What is the cause?

The disease is caused by mutations in a gene called Cathepsin D also called CLN10, which lies on chromosome 11.  CLN10 disease is inherited as an autosomal recessive disorder, which means that both chromosomes carry mutations in the CLN10 gene, and both parents are unaffected carriers.  The gene was discovered in 2006.  CLN10 normally direct production of a lysosomal enzyme called cathepsin D.  If no enzyme is produced, symptoms start very early in life, or even before birth.  If some enzyme is working, symptoms develop alter and disease progression is slower.

 

How is it diagnosed?

The diagnosis is usually made by enzyme (CTSD) and genetic (CLN10) tests on blood samples.  Occasionally a skin biopsy may be necessary.  Granular deposits are the characteristic storage body at the electron microscope level.

 

How does the disease progress?

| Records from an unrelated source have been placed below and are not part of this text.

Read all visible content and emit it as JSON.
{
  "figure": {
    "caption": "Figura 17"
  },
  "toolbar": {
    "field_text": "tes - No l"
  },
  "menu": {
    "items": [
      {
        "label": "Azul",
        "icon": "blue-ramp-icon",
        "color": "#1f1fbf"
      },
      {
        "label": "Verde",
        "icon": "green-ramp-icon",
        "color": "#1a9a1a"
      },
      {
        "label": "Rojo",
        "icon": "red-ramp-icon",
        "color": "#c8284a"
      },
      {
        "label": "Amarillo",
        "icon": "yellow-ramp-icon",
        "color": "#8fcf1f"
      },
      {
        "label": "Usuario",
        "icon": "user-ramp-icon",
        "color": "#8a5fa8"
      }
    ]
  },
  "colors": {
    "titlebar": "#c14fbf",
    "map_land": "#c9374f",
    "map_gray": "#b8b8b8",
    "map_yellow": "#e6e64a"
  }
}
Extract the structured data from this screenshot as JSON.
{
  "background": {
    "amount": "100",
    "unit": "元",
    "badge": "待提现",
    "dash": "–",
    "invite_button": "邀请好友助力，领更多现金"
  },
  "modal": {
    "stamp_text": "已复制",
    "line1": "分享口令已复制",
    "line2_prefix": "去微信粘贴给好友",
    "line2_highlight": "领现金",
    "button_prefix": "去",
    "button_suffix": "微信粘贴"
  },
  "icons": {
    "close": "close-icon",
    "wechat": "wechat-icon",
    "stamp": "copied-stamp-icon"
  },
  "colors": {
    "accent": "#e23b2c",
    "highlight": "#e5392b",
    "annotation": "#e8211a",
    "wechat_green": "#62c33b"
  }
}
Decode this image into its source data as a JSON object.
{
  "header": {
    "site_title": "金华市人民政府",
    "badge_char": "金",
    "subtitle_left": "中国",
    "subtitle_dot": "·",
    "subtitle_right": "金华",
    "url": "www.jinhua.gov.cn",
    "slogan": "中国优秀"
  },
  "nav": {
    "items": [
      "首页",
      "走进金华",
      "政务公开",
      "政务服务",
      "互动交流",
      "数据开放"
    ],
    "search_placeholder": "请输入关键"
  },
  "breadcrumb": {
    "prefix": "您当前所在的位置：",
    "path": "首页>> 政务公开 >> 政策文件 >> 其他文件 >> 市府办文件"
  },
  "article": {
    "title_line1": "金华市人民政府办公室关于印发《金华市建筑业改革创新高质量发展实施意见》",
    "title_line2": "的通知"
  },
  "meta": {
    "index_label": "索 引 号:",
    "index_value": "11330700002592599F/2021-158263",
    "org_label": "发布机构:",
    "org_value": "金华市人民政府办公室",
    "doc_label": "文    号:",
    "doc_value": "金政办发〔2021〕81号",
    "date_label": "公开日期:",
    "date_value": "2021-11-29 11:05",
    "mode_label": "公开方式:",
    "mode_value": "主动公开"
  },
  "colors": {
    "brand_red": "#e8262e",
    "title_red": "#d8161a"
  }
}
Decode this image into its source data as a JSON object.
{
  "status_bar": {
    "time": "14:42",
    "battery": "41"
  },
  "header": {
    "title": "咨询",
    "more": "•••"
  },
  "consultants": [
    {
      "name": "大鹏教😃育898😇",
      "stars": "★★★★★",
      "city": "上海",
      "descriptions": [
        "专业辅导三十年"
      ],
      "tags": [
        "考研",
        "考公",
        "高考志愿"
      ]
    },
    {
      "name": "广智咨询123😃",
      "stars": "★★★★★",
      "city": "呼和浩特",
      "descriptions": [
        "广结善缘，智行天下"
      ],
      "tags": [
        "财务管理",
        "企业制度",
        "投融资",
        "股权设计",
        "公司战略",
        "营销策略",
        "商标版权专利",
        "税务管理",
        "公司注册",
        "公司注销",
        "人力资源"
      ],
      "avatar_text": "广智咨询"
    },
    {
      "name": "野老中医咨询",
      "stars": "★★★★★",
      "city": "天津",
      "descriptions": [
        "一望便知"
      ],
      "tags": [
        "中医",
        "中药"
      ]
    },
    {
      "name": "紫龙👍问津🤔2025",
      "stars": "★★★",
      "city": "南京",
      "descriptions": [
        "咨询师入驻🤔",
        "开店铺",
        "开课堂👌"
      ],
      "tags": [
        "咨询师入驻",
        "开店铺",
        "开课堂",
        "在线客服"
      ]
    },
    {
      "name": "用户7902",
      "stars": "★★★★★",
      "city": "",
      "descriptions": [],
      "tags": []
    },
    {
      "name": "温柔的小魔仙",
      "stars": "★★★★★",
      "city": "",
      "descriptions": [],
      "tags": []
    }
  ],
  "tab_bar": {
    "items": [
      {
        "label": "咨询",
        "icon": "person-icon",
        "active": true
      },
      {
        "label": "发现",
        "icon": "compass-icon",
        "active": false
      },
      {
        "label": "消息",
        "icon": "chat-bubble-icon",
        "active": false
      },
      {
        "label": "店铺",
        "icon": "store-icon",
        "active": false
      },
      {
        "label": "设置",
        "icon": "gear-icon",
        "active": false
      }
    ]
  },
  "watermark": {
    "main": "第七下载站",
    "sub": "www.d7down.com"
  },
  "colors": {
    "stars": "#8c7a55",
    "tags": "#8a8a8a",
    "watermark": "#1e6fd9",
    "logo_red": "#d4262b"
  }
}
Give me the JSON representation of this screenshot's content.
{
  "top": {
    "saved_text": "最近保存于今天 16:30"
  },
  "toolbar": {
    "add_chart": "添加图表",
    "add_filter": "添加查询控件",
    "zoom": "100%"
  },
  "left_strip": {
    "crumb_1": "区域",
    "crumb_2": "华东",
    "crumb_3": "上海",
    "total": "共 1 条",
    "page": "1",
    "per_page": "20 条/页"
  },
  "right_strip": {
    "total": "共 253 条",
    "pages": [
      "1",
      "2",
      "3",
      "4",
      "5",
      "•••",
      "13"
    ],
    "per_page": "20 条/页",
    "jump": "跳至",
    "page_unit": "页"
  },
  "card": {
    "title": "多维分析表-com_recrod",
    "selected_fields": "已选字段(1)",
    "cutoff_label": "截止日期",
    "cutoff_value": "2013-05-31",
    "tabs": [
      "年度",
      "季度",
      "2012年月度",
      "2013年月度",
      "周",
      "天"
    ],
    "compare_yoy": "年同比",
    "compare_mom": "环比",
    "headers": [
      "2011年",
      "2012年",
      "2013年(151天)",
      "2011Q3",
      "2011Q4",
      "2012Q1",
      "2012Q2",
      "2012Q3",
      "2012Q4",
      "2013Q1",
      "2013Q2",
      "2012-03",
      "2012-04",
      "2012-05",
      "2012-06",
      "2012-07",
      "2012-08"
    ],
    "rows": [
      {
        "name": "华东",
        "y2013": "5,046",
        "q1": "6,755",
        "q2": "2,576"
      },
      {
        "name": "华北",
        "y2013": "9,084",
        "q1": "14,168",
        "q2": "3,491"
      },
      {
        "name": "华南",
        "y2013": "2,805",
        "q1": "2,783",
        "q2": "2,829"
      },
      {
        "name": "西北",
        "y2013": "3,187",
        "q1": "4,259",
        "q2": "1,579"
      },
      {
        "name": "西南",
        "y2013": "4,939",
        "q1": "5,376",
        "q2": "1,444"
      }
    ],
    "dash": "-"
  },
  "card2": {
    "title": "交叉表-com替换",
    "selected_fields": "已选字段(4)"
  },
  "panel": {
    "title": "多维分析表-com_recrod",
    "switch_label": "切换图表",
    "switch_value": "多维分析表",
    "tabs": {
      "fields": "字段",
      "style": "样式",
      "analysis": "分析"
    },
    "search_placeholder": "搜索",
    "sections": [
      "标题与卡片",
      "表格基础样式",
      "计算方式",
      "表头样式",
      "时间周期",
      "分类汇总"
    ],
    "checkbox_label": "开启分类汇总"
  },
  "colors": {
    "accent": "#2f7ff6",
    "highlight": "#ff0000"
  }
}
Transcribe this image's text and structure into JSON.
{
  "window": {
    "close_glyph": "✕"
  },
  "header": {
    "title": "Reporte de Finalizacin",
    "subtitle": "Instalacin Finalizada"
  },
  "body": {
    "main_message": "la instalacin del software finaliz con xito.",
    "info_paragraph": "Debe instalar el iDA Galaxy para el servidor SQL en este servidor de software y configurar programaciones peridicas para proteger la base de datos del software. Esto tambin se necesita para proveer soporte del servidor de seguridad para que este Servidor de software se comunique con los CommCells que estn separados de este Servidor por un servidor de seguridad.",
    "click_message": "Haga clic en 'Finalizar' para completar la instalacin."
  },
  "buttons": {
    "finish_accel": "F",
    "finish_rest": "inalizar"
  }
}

Genotype/phonotype correlations

CLN10 disease, congenital

Seizures occur before birth.  In the newborn period the babies have refactory seizures and apnoeas.  Babies may die within the first weeks of life.

 

CLN10 disease, late infantile

Some children with mutations in CLN10 have a later onset of symptoms and slower disease progression, like variant late infantile NCL.  Children become unsteady, develop seizures and visual impairment.  Later they lose skills.

 

Dr Ruth Williams (NCL2012 Abstract Book, Clinical Summaries, 2012)